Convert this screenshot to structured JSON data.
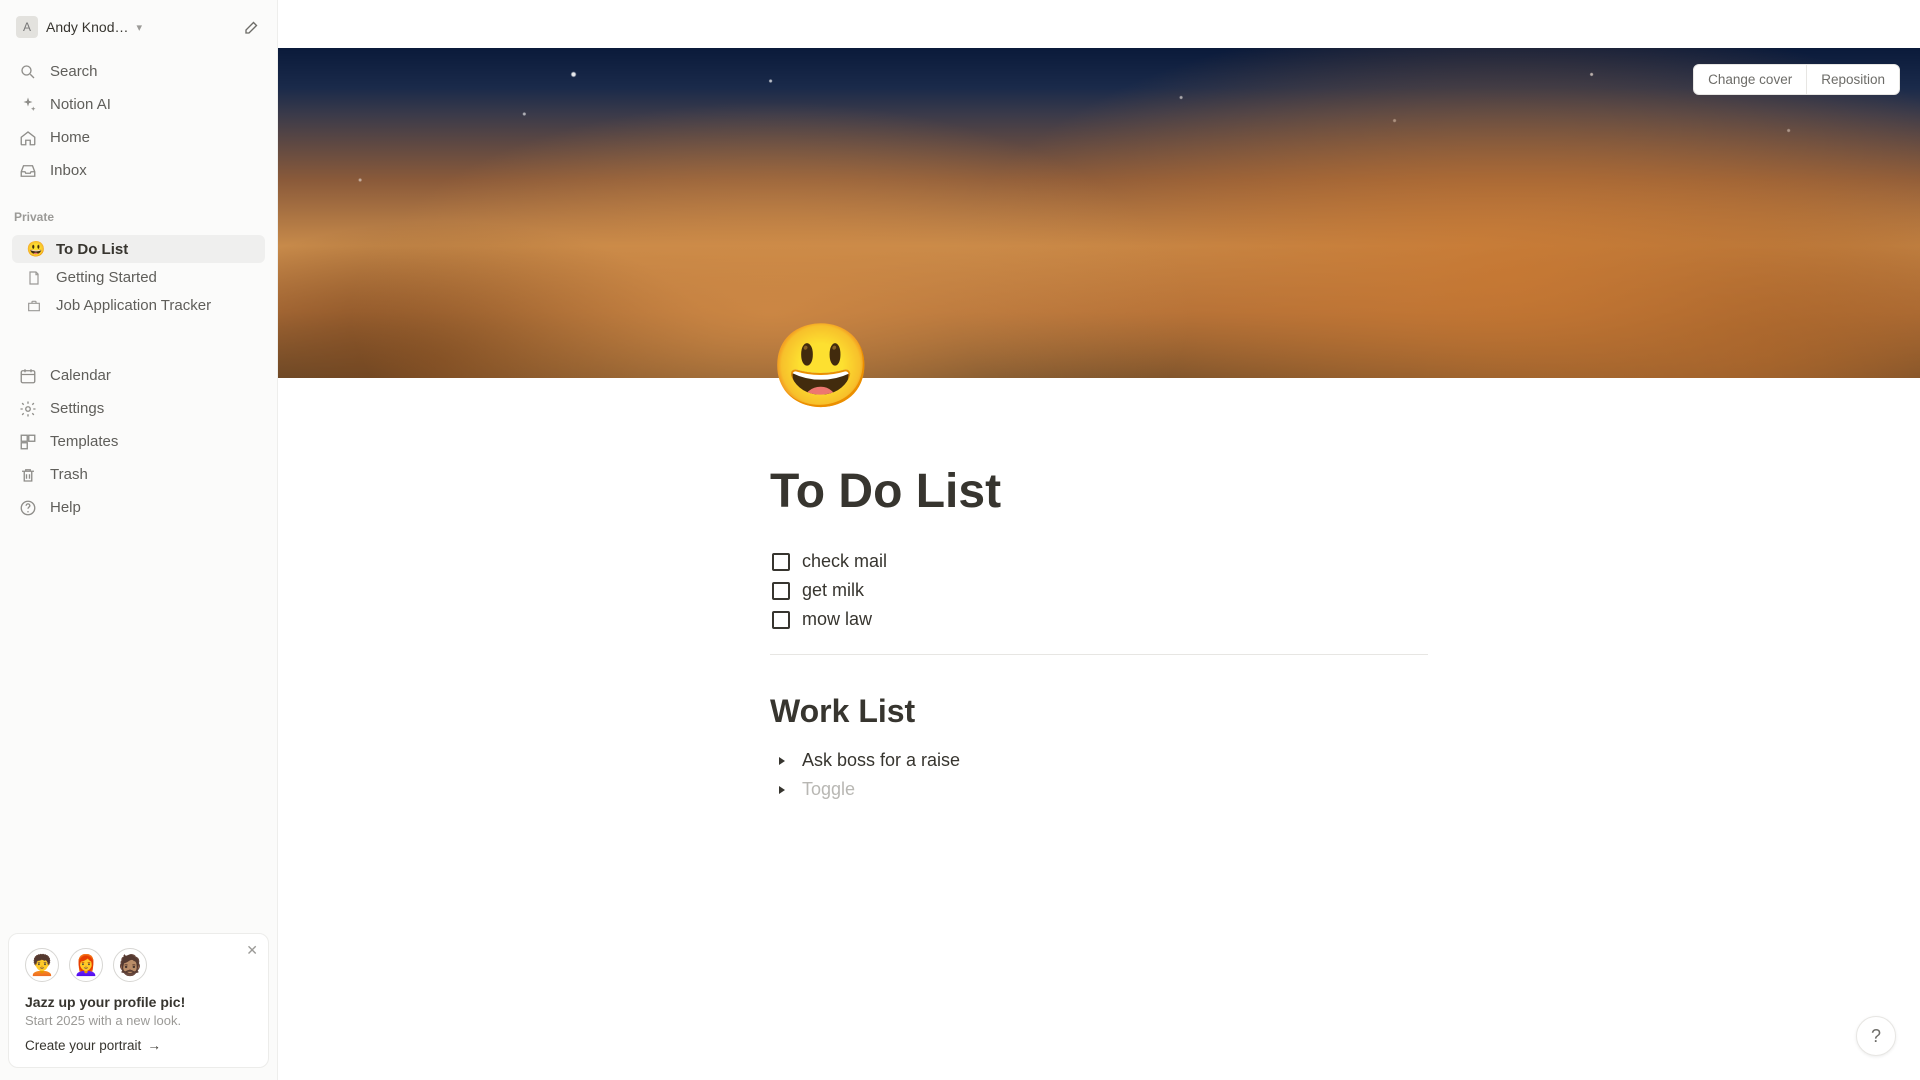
{
  "workspace": {
    "avatar_letter": "A",
    "name": "Andy Knod…"
  },
  "sidebar": {
    "search": "Search",
    "ai": "Notion AI",
    "home": "Home",
    "inbox": "Inbox",
    "private_heading": "Private",
    "pages": [
      {
        "emoji": "😃",
        "label": "To Do List",
        "active": true
      },
      {
        "icon": "doc",
        "label": "Getting Started"
      },
      {
        "icon": "briefcase",
        "label": "Job Application Tracker"
      }
    ],
    "bottom": {
      "calendar": "Calendar",
      "settings": "Settings",
      "templates": "Templates",
      "trash": "Trash",
      "help": "Help"
    }
  },
  "cover": {
    "change": "Change cover",
    "reposition": "Reposition"
  },
  "page": {
    "emoji": "😃",
    "title": "To Do List",
    "todos": [
      "check mail",
      "get milk",
      "mow law"
    ],
    "section2_title": "Work List",
    "toggles": [
      {
        "text": "Ask boss for a raise",
        "placeholder": false
      },
      {
        "text": "Toggle",
        "placeholder": true
      }
    ]
  },
  "promo": {
    "title": "Jazz up your profile pic!",
    "subtitle": "Start 2025 with a new look.",
    "cta": "Create your portrait"
  },
  "help_fab": "?"
}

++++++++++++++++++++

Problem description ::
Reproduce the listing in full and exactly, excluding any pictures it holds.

Answer section ::
Convert this screenshot to structured JSON data.
{
  "workspace": {
    "avatar_letter": "A",
    "name": "Andy Knod…"
  },
  "sidebar": {
    "search": "Search",
    "ai": "Notion AI",
    "home": "Home",
    "inbox": "Inbox",
    "private_heading": "Private",
    "pages": [
      {
        "emoji": "😃",
        "label": "To Do List",
        "active": true
      },
      {
        "icon": "doc",
        "label": "Getting Started"
      },
      {
        "icon": "briefcase",
        "label": "Job Application Tracker"
      }
    ],
    "bottom": {
      "calendar": "Calendar",
      "settings": "Settings",
      "templates": "Templates",
      "trash": "Trash",
      "help": "Help"
    }
  },
  "cover": {
    "change": "Change cover",
    "reposition": "Reposition"
  },
  "page": {
    "emoji": "😃",
    "title": "To Do List",
    "todos": [
      "check mail",
      "get milk",
      "mow law"
    ],
    "section2_title": "Work List",
    "toggles": [
      {
        "text": "Ask boss for a raise",
        "placeholder": false
      },
      {
        "text": "Toggle",
        "placeholder": true
      }
    ]
  },
  "promo": {
    "title": "Jazz up your profile pic!",
    "subtitle": "Start 2025 with a new look.",
    "cta": "Create your portrait"
  },
  "help_fab": "?"
}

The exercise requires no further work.